_Requirement_:
Below are records; copy every line in them that holds the word "Codifica".

*** Material shown Section Begins ***

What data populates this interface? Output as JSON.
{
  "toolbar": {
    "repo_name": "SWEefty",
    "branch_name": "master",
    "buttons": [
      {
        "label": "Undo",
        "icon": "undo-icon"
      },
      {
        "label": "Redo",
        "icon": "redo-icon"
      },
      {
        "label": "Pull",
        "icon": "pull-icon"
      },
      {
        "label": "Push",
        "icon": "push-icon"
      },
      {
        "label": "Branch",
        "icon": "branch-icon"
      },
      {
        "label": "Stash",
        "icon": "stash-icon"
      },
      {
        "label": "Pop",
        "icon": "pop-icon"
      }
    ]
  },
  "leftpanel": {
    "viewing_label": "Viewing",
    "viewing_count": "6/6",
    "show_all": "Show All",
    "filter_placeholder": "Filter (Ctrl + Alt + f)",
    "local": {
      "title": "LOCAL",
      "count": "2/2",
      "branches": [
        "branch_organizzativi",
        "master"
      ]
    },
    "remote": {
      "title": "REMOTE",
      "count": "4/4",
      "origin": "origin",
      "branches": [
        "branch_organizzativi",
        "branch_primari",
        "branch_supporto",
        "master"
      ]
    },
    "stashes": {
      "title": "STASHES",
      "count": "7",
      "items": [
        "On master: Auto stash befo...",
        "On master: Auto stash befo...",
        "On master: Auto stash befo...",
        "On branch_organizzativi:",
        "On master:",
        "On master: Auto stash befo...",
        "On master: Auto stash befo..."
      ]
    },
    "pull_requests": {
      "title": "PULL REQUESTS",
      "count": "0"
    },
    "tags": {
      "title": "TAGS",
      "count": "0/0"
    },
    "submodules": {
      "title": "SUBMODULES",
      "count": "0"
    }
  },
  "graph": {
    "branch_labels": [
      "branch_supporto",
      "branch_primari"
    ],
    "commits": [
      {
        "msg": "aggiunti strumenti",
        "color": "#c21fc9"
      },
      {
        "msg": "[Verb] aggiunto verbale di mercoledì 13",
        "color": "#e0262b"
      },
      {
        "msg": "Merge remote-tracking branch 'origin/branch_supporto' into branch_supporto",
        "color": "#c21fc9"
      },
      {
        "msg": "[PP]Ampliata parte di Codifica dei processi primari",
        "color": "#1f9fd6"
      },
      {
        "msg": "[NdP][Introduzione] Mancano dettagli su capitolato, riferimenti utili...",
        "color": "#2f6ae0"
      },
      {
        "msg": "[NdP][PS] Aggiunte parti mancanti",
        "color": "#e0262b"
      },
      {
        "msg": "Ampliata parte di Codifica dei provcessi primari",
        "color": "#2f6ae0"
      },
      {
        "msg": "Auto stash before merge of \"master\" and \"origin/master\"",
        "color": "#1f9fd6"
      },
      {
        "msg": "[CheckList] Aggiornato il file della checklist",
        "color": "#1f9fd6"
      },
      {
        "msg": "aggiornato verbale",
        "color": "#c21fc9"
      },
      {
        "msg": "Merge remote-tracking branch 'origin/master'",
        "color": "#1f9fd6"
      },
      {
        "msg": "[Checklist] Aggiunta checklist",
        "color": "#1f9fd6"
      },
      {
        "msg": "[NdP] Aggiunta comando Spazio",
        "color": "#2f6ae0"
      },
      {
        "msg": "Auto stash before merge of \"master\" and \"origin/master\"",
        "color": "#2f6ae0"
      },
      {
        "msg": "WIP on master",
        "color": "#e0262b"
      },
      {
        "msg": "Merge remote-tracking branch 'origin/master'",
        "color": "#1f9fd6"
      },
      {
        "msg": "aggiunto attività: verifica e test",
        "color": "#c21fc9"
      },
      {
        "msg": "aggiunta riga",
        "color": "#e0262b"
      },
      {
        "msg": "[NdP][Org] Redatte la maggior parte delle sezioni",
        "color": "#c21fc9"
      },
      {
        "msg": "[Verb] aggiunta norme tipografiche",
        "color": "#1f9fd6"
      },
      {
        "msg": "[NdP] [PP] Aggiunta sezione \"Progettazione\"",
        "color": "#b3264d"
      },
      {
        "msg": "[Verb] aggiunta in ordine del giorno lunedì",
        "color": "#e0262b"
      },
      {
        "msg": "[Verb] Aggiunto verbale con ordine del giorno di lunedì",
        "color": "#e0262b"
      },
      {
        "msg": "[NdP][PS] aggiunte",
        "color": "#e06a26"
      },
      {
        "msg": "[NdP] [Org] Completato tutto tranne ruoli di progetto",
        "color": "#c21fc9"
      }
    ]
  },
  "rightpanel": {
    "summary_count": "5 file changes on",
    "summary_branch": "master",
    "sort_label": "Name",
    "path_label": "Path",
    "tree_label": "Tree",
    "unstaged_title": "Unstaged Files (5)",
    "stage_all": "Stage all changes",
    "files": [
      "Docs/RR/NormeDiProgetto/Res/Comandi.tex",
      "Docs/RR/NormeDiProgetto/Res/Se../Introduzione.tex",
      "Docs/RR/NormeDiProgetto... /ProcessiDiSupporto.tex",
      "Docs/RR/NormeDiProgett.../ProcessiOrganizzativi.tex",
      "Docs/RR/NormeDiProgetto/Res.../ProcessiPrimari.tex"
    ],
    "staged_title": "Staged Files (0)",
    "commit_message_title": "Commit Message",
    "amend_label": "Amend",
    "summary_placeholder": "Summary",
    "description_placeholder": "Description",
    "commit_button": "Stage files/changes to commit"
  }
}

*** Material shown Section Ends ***

_Task response_:
        "msg": "[PP]Ampliata parte di Codifica dei processi primari",
        "msg": "Ampliata parte di Codifica dei provcessi primari",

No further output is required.